> TASK DETAILS: Search term "selected": please show all lines in the listing that contain it.

> RECORDS SHOWN:
-- Opening Marker --

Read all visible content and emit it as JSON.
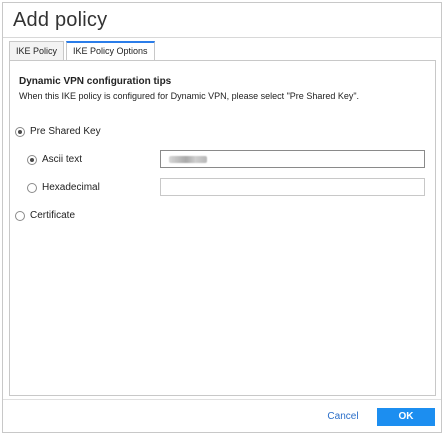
{
  "dialog": {
    "title": "Add policy",
    "tabs": [
      {
        "label": "IKE Policy",
        "active": false
      },
      {
        "label": "IKE Policy Options",
        "active": true
      }
    ]
  },
  "tips": {
    "title": "Dynamic VPN configuration tips",
    "text": "When this IKE policy is configured for Dynamic VPN, please select \"Pre Shared Key\"."
  },
  "auth_options": {
    "pre_shared_key": {
      "label": "Pre Shared Key",
      "selected": true
    },
    "certificate": {
      "label": "Certificate",
      "selected": false
    }
  },
  "key_format": {
    "ascii": {
      "label": "Ascii text",
      "selected": true,
      "value": "••••••••"
    },
    "hex": {
      "label": "Hexadecimal",
      "selected": false,
      "value": ""
    }
  },
  "footer": {
    "cancel_label": "Cancel",
    "ok_label": "OK"
  },
  "colors": {
    "accent": "#1c8ef0",
    "link": "#2b6fc9",
    "border": "#c8c8c8"
  }
}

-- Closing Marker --

> FINAL ANSWER:
      "selected": true
      "selected": false
      "selected": true,
      "selected": false,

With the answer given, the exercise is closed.